In reactive dyes, the chromophore contains a substituent that can react with the substrate, because the dye molecules contain specific functional groups that can undergo addition or substitution reactions with the OH, SH and NH2 groups present in the fibers. Reactive dyes have good fastness properties due to the bonding during dyeing. Reactive dyes are most often used for the dyeing of cellulose, such as cotton or flax, and wool can also be dyed with reactive dyes. Reactive dyeing is the most important method of coloring cellulosic fibers. The first industrially important reactive dye system was developed for the coloring of wool and it utilized chloroacetylamino and the chloroethanesulfonyl groups. Vinylsulfonyl- and 2-sulfooxyethanesulfony are also found to be suitable for the dyeing of wool and cellulose.
Classification of Reactive Dyes
Mono-anchor dyes: Most mono-anchor dyes are derivatives of cyanuric chloride, which is a molecule with wide synthetic potential because the three chlorine atoms on the triazine ring differ in their reactivities. A wide variety of triazinyl dyes can be prepared by reactions. Condensation of cyanuric chloride with a chromophore containing an amino group yields the highly reactive dichlorotriazinyl dyes. These reactive dyes are sensitive to hydrolysis, and a suitable buffer is usually added to the powdered dye to increase its stability. When two of the chlorine atoms are substituted by functional groups, such as amino or alkoxyl groups, monochlorotriazinyl dyes are obtained. They are considerably less reactive, and hence react with cellulose in the exhaust dyeing process only at relatively high temperature, which are advantageous for printing.

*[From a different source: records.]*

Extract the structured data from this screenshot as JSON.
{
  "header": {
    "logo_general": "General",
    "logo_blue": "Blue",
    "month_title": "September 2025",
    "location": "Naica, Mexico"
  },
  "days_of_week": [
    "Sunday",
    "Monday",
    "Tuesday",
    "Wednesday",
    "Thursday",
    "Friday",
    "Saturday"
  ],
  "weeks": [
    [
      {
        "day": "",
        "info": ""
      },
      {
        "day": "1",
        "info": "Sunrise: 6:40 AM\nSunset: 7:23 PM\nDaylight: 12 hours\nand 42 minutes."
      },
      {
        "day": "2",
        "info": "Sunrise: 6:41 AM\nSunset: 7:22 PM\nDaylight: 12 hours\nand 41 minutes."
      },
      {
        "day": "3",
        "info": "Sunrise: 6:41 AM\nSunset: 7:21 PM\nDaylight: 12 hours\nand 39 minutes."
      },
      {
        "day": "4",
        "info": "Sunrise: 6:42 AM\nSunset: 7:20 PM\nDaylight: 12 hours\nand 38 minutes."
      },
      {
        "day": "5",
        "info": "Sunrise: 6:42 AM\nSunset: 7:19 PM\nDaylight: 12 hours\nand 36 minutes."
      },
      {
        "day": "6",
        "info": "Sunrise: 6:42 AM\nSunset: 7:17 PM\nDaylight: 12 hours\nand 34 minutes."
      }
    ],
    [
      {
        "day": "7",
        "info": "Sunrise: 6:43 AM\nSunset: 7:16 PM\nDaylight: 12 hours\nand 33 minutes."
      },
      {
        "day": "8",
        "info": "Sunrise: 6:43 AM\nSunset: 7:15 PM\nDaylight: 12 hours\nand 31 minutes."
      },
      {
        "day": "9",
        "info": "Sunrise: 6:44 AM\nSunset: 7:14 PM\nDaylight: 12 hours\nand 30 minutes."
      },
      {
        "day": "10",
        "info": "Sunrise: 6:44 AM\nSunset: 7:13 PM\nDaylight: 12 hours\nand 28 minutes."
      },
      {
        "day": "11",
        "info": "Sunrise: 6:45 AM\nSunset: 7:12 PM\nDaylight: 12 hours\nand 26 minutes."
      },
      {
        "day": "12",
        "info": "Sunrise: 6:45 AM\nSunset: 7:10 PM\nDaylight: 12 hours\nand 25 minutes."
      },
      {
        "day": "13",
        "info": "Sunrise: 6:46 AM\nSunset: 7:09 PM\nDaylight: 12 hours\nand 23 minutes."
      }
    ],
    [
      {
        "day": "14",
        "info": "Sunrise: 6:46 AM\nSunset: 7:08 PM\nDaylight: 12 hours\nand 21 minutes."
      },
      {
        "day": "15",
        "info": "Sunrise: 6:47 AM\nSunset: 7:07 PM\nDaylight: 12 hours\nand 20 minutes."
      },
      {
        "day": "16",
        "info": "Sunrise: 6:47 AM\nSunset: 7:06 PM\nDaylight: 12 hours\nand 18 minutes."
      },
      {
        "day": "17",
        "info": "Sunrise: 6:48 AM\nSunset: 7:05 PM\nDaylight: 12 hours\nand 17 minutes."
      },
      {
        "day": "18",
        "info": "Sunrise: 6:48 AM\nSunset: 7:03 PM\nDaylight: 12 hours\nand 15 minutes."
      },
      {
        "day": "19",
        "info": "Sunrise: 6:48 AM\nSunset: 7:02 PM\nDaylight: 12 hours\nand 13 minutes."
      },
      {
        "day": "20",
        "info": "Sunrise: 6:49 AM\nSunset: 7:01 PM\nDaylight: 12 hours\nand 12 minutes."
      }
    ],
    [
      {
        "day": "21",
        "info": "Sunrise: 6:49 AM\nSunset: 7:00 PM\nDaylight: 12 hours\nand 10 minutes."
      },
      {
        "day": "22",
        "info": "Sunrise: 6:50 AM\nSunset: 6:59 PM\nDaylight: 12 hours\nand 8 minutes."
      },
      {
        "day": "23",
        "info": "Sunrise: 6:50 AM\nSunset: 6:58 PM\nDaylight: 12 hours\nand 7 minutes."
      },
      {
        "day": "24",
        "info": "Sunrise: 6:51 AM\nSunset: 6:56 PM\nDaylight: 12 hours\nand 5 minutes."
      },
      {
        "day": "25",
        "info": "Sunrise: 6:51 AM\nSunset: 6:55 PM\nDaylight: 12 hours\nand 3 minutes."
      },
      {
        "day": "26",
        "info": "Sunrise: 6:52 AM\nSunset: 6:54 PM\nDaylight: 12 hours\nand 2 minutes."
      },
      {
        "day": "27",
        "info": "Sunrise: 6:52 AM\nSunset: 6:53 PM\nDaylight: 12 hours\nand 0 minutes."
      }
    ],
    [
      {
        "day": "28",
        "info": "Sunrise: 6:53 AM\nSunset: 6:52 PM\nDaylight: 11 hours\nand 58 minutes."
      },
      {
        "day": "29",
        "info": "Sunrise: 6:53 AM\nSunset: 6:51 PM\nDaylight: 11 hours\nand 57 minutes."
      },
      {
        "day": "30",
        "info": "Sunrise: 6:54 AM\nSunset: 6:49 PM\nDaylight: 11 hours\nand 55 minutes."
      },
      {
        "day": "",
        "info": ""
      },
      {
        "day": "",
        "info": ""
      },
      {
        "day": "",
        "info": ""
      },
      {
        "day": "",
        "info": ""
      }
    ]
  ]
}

Figure 1. Mono-anchor dyes
Double-anchor dyes: Since the 1980s, interest has been shown in strongly fixing reactive dyes, and the high fixation values have increasingly been achieved with the help of double anchors. Double-anchor dyes can be divided into two categories: those containing two equivalent reactive groups, and those with mixed-anchor systems.
Figure 2. Double-anchor dyes
Multiple-anchor dyes: Multiple-anchor dyes play a subordinate role in the world market. One example is a multiple-anchor system, in which cyanuric chloride is bound to an amine with two aliphatic 2-chloroethylsulfonyl chains:
Figure 3. Multiple-anchor dyes